This site is operated by a business or businesses owned by Informa PLC and all copyright resides with them. Informa PLC's registered office is 5 Howick Place, London SW1P 1WG. Registered in England and Wales. Number 8860726.
The Nintendo Switch launched back in 2017, but owners of the system say that the console’s detachable controllers still feature a defect that makes their joysticks prone to ‘drifting.’
It’s an issue being called Joy-Con Drift, and something Kotaku called attention to in a story earlier this week. The issue is that, after a few months of use, the joystick on Nintendo’s Joy-Con controllers will start to detect input when left untouched, causing in-game cursors and cameras to slowly drift in a direction despite the joystick being left in a neutral position.
Kotaku says four, or around a quarter, of its Switch-owning staffers have faced the issue, and Switch owners on social media echo the same concerns in both the Reddit threads and tweets at Nintendo featured in Kotaku's writeup.
Nintendo does offer repairs for faulty hardware, but those affected by the issue argue that they’ve only subjected their controllers to normal wear and tear and shouldn’t have to ship their Joy-Cons in for repairs. Especially since, as Kotaku points out, a pair of Joy-Cons are comparable in price to, if not more expensive than, other first-party console controllers out there that don’t face similar problems.

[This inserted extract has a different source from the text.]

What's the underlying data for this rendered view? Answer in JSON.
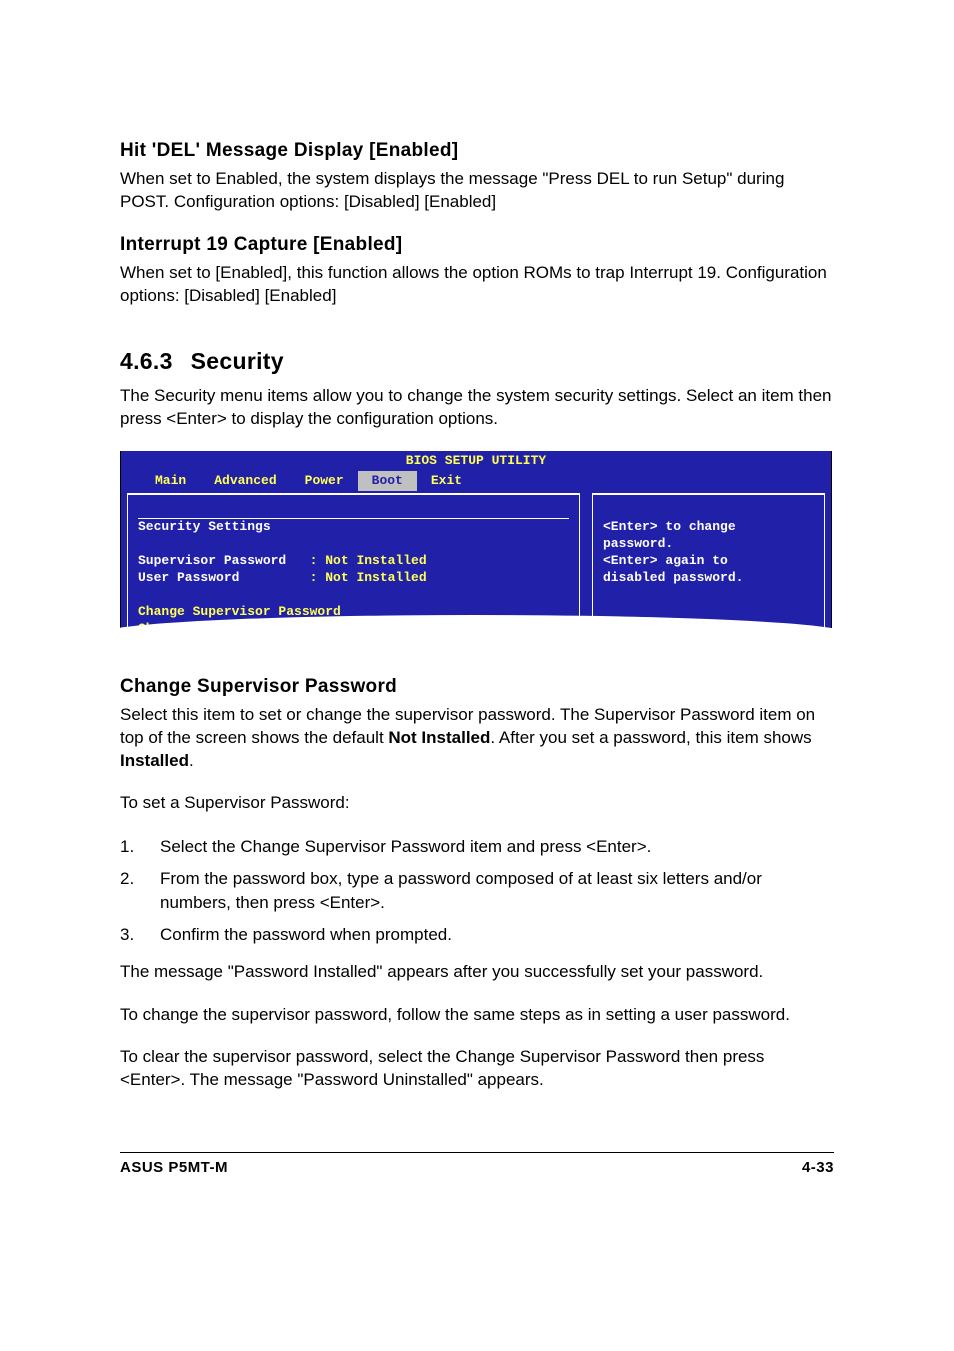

Nintendo did recently (and quietly) announce a couple of hardware changes to its base model Switch console, but those changes focused on getting more playtime out of the console’s battery, rather than addressing Joy-Con concerns.